Woodfox is one of the "Angola 3." Angola, the sprawling prison complex with 5,000 inmates and 1,800 employees, is in rural Louisiana on the site of a former slave plantation. It gets its name from the country of origin of many of those slaves. It still exists as a forced-labor camp, with prisoners toiling in fields of cotton and sugar cane, watched over by shotgun-wielding guards on horseback. Woodfox and fellow inmate Herman Wallace were in Angola for lesser crimes when implicated in the prison murder of a guard in 1972. Woodfox and Wallace founded the Angola chapter of the Black Panther Party in 1971, and were engaged in organizing against segregation, inhumane working conditions and the systemic rape and sexual slavery inflicted on many imprisoned in Louisiana's Angola.

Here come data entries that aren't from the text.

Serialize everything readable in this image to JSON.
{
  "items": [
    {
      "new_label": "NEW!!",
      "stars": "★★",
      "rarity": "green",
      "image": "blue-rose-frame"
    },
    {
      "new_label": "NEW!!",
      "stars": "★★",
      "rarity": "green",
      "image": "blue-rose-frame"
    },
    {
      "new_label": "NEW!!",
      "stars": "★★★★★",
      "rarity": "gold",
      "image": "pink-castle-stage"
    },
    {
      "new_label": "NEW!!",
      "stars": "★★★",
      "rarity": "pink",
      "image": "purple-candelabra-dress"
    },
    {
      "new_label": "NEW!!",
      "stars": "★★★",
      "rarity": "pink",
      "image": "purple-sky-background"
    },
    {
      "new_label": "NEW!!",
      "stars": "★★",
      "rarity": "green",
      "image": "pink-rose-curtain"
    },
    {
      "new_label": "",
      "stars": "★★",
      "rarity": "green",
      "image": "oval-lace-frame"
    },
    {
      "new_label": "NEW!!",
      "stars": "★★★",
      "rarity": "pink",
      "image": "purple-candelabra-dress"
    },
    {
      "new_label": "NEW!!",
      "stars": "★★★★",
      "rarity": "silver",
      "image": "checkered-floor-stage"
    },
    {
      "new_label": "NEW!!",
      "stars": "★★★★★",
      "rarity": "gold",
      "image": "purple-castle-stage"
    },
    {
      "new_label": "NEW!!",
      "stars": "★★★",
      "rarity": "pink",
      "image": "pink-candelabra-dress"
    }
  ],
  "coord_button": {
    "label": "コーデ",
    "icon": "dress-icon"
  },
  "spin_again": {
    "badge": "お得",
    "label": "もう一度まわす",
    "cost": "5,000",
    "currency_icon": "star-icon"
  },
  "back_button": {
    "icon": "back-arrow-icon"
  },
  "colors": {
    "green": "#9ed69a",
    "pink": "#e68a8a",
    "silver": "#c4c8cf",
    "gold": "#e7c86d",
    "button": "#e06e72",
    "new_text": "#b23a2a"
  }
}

"Herman and Albert and other folks recognized the violation of human rights in prison, and they were trying to achieve a better prison and living conditions," Robert King told me last year. "And as a result of that, they were targeted." King is the third member of the Angola 3, and the only one among them to have finally won his freedom, in 2001.

King went on: "There is no rationale why they should be held in solitary confinement--or, for that matter, in prison. This is a double whammy. We are dealing with a double whammy here. We are not just focusing on Herman's and Albert's civil- or human-rights violation, but there is question also as to whether or not they committed this crime. All the evidence has been undermined in this case." Since his release, King has been fighting for justice for Wallace and Woodfox, traveling around the U.S. and to 20 countries, as well as addressing the European Parliament.

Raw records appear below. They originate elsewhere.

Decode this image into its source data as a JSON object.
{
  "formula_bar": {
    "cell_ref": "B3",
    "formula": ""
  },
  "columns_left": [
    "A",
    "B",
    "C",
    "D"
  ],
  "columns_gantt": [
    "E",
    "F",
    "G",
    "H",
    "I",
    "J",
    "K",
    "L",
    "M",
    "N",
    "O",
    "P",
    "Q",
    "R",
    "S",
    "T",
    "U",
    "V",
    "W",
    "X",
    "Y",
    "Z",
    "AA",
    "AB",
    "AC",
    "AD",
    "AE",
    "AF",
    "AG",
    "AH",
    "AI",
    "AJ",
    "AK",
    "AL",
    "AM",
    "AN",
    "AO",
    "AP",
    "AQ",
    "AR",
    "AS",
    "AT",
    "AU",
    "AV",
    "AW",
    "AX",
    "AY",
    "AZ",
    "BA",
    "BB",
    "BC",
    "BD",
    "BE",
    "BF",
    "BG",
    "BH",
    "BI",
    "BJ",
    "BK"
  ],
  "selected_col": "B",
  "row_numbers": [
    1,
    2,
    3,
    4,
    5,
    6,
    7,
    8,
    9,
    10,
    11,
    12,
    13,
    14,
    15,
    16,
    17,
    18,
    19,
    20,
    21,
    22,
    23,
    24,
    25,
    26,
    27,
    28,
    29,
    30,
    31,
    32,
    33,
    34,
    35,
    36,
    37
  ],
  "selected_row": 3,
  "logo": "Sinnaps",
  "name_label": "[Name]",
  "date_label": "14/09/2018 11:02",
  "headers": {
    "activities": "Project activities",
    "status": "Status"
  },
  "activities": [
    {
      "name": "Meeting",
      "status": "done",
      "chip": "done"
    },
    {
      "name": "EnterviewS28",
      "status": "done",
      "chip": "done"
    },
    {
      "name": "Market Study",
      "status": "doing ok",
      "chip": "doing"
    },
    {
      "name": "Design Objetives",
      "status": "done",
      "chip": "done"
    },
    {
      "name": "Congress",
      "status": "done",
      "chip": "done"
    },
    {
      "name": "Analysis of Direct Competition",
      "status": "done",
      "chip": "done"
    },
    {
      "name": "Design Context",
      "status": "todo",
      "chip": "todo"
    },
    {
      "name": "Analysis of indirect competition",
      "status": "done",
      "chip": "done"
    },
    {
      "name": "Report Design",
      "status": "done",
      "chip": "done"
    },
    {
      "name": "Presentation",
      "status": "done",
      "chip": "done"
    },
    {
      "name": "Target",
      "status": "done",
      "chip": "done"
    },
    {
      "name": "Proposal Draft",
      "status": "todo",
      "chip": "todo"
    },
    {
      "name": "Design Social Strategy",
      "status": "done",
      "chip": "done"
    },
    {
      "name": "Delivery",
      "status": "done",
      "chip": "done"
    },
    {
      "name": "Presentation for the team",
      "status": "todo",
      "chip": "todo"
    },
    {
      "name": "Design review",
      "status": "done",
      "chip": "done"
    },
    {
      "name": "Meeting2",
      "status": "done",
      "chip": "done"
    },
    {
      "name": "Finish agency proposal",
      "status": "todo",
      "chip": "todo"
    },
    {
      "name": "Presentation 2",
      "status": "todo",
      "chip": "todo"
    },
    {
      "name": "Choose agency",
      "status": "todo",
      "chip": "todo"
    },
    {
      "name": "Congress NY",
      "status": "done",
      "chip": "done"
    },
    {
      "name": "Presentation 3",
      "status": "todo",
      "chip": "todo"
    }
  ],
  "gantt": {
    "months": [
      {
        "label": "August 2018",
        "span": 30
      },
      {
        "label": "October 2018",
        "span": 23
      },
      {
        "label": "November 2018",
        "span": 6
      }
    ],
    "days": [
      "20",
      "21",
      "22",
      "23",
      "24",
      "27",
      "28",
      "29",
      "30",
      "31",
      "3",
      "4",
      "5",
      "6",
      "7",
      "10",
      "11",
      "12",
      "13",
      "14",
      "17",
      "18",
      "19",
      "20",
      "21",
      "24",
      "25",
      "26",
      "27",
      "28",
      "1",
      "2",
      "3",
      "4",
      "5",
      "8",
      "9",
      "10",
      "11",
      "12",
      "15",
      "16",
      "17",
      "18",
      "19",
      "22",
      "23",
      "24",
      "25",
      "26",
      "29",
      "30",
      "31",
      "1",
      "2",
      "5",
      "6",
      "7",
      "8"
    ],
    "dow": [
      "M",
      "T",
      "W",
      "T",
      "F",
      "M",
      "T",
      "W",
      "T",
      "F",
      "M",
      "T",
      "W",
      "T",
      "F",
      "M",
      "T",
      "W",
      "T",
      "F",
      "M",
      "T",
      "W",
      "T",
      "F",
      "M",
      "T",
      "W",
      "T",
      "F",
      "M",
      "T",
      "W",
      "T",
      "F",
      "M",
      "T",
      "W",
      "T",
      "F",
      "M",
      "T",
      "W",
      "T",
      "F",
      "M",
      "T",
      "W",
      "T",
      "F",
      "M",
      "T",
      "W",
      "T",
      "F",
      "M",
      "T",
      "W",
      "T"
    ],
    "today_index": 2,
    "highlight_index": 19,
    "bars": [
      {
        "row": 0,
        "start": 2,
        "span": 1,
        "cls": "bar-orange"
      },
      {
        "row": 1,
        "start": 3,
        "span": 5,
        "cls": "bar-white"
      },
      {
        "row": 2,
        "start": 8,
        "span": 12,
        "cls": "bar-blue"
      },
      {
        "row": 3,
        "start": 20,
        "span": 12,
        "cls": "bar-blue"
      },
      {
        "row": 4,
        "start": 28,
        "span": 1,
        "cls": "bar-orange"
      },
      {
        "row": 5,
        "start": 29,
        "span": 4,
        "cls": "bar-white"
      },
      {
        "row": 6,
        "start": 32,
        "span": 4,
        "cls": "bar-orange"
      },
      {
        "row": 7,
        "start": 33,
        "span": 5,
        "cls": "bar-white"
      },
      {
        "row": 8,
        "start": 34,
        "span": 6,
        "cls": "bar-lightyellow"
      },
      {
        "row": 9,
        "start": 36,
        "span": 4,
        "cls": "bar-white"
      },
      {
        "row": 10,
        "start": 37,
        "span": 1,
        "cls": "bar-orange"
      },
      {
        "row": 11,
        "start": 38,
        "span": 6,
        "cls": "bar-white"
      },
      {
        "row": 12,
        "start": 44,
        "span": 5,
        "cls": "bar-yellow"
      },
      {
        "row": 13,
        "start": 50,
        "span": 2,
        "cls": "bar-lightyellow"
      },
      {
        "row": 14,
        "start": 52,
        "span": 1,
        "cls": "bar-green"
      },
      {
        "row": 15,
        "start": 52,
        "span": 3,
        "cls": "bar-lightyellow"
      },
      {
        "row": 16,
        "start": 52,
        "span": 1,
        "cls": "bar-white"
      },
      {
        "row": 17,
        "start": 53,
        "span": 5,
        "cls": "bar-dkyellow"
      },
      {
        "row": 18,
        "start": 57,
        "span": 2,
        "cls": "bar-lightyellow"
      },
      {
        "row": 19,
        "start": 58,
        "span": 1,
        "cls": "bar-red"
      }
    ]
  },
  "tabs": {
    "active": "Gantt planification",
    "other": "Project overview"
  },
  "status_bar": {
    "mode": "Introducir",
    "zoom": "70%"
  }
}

The Feb. 28 episode of Democracy Now with Robert King and Mwalimu Johnson, viewed in full here, is featured below with an excerpt from the very beginning:

JUAN GONZÁLEZ: We turn now to the case of Albert Woodfox, who has been in solitary confinement for 40 years. That's right, 40 years, most of that time locked up in the notorious maximum security Louisiana state penitentiary known as Angola. This week, after his lawyers spent six years arguing that racial bias tainted the grand jury selection in Woodfox's prosecution, federal Judge James Brady agreed. This is the third time his conviction has been overturned. Nevertheless, Woodfox remains imprisoned. Those close to the case expect the state of Louisiana, under the direction of Attorney General James "Buddy" Caldwell, to appeal again, as the state has successfully done in the past, seeking to keep Woodfox in solitary confinement, in conditions that Amnesty International describes as cruel, inhuman and degrading.

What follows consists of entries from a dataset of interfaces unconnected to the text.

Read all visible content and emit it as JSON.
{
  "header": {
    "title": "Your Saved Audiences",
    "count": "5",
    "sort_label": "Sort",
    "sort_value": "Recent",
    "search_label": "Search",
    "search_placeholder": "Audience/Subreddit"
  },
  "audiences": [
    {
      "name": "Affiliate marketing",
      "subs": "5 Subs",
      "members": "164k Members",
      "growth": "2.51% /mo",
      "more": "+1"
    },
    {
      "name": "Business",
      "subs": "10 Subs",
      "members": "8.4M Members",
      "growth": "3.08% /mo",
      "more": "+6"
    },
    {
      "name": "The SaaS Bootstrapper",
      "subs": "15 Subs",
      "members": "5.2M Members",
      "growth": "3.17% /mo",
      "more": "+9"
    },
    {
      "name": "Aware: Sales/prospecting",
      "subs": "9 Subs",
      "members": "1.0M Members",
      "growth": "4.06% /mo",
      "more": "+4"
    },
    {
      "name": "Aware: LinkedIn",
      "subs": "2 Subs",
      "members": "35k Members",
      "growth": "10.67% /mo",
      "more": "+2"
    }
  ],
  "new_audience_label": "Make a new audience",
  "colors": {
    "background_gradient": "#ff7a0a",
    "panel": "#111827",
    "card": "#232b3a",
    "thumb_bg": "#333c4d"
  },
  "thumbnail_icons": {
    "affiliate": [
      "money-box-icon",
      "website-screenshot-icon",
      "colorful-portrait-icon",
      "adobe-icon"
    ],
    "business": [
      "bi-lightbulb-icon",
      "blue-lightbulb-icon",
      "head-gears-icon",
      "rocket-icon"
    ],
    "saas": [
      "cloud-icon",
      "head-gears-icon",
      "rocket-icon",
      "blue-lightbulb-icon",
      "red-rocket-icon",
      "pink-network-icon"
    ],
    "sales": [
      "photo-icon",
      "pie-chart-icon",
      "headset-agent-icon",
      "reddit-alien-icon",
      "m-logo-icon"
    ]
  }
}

AMY GOODMAN: Albert Woodfox is one of the Angola 3. Angola, the sprawling prison complex with 5,000 inmates and 1,800 employees, is in rural Louisiana on the site of a former slave plantation, getting its name from the African country of origin of many of those slaves. It still exists as a forced-labor camp.

Woodfox and fellow prisoner Herman Wallace were in Angola for lesser crimes when implicated in the prison murder of a guard in 1972. Woodfox and Wallace founded the Angola chapter of the Black Panther Party in '71 and were engaged in organizing against segregation, inhumane working conditions, systemic rape and sexual slavery inflicted on many imprisoned at Angola.

This is a clip of Albert Woodfox speaking, in his own words, on a prison payphone in the new documentary, In the Land of the Free.

ALBERT WOODFOX: If a cause is noble enough, you can carry the weight of the world on your shoulders. And I thought that my cause, then and now, was noble, so therefore, they could never break me. They might bend me a little bit. They may cause me a lot of pain. They may even take my life. But they will never be able to break me.